We’re not on that pace.
J’Nell and I are taking a more leisurely approach. And after Logroño, we decided to get off the starting and ending points from the guide whenever possible, as they tend to be less crowded. We also just like doing shorter days (20-24k, or 13-15 miles, seems to be the sweet spot), and often the book’s stages are longer.
Logroño to Ventosa
If we were following the guide, we would have walked another 6 miles that day, and there was no need for that after our super fun fiesta in Logroño. In fact, strapping on the backpack and leaving our comfy bed at the hotel to hike seemed like a terrible idea. But we did, and Ventosa was a relatively short distance from what we’d been doing.
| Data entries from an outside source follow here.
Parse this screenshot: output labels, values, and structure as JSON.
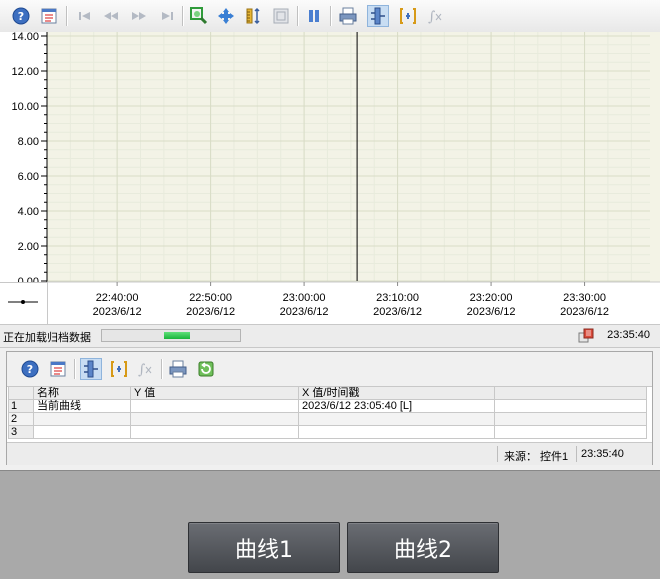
{
  "chart_data": {
    "type": "line",
    "ylim": [
      0,
      14
    ],
    "y_ticks": [
      "0.00",
      "2.00",
      "4.00",
      "6.00",
      "8.00",
      "10.00",
      "12.00",
      "14.00"
    ],
    "x_ticks": [
      {
        "time": "22:40:00",
        "date": "2023/6/12"
      },
      {
        "time": "22:50:00",
        "date": "2023/6/12"
      },
      {
        "time": "23:00:00",
        "date": "2023/6/12"
      },
      {
        "time": "23:10:00",
        "date": "2023/6/12"
      },
      {
        "time": "23:20:00",
        "date": "2023/6/12"
      },
      {
        "time": "23:30:00",
        "date": "2023/6/12"
      }
    ],
    "xlim_minutes": [
      -7.5,
      57
    ],
    "cursor_minute": 25.67,
    "grid": true,
    "series": []
  },
  "status": {
    "loading_text": "正在加载归档数据",
    "progress": 0.19,
    "time": "23:35:40"
  },
  "table": {
    "headers": [
      "",
      "名称",
      "Y 值",
      "X 值/时间戳",
      ""
    ],
    "rows": [
      {
        "num": "1",
        "name": "当前曲线",
        "y": "",
        "x": "2023/6/12 23:05:40 [L]"
      },
      {
        "num": "2",
        "name": "",
        "y": "",
        "x": ""
      },
      {
        "num": "3",
        "name": "",
        "y": "",
        "x": ""
      }
    ]
  },
  "footer": {
    "source": "来源： 控件1",
    "time": "23:35:40"
  },
  "buttons": {
    "curve1": "曲线1",
    "curve2": "曲线2"
  },
  "colors": {
    "plot_bg": "#f3f3e6",
    "grid_major": "#d8dcc6",
    "grid_minor": "#e8ebdc",
    "cursor": "#000000",
    "progress": "#18b43a"
  }
}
Here’s an excerpt from my journal of that day (September 23rd) that I wrote at a sidewalk table:
Sitting here at this mostly empty cafe in this charming hilltop town enjoying a San Miguel cerveza. The owner/bartender of this place is so nice, and the olives he gave us as a complimentary bar snack could be the best I’ve ever had. We need to start thinking about dinner (its either here or the one other place …Ventosa has a population of under 200) as Quiet Time at the albergue is at 10 pm (standard for the pilgrim hostels).
What a contrast to the fiesta we just left in Logroño . We arrived in town today at 3 pm to Albergue San Saturino (named after the church in town), which was only 11 euros per bed and clean, friendly, and cozy. After showering we walked up to the 16th Century church (it was closed but was nice to admire from the outside), and then took in the sweeping views of a valley of red dirt interspersed with the green of the vineyards and darker green of the trees in the distance.
We could also glimpse Alvia Winery below, and made the trek down to see if it was open. You have to arrange in advance for a tasting or tour, but thankfully the shop was abierto for business. The very friendly lady there explained the different wines they sold in English, and we got their famous Tempranillo for only 6 euros. Spanish wine is terrific and inexpensive, the way it should be everywhere.
But how about that walk today? It started with the cutest 7 or 8 year-old girl as we were leaving Logroño say completely unprovoked, “Buen Camino, peregrinos”. Sweet, touching, and emblematic of the wonderful people here.
While it took a while to walk out of the city proper, we did go through a nice park and saw reddish-brown squirrels, a gaggle of large geese, and a feeding frenzy of fish (a woman was throwing bread into the pond and they were swarming). We continued to the pretty hilltop town of Navarrete with a 16th Century church (Iglesia de la Asunción) with one of the grandest alterpieces I’ve ever seen (carved of wood and glittering with gold). Before reaching Ventosa we would also pass through lots of vineyards with grapes plump and purple.
Alterpiece (or Retablo) at Navarrete
Our Second Spanish Winery visit
Taking the alternative route to Ventosa
They look ready to become wine!
Walking through all these vineyards sure makes me thirsty.
Ventosa to Azofra
Here’s my journal excerpt of from September 24th:
Sitting here at a table in the communal area of our albergue in this tiny, appealing town drinking a glass of vino tinto. We’re continuing to go off the book for our Camino, and also doing shorter days of walking (win, win!). Like Ventosa, there’s around 200 residents here, two bar/restaurants, and one church that was great to look at but closed.
The walk today was lovely (not a word I normally use, but apt … and maybe the Brits, Aussies, and Kiwis we’ve been meeting are rubbing off on me). It was mostly vineyards stretching out to mountains far off in the distance. And those clouds! As great as I thought they were yesterday they were even better today.
The other highlight was visiting Santa María la Real in Nájera, an 11th Century Monastery that includes a Church built into the red cliff mountainside. Its a gem of a place (we were surprised to see so many pilgrims just trucking on by it), and we’re very glad we stopped. The inside of the church is dramatic and gothic, but what sets it apart from the others we’ve seen on this trip is the miracle cave.
The dude who discovered the cave, King García III, was out hunting in 1044 when his falcon flew inside it. Legend goes he followed after his bird, and the King found an image of Mary and Baby Jesus on the wall and then then ordered the church to be built. Whether you believe the miracle or not (and either way, I think this could make an outstanding episode of Drunk History) it’s a damn fine cave and seeing it was a special experience.
Sunrise leaving Ventosa
The Miracle Cave of Nájera
Heading towards Azofra … More cloud porn.
Pre-dinner beers and journal time.
Where we stayed in Azofra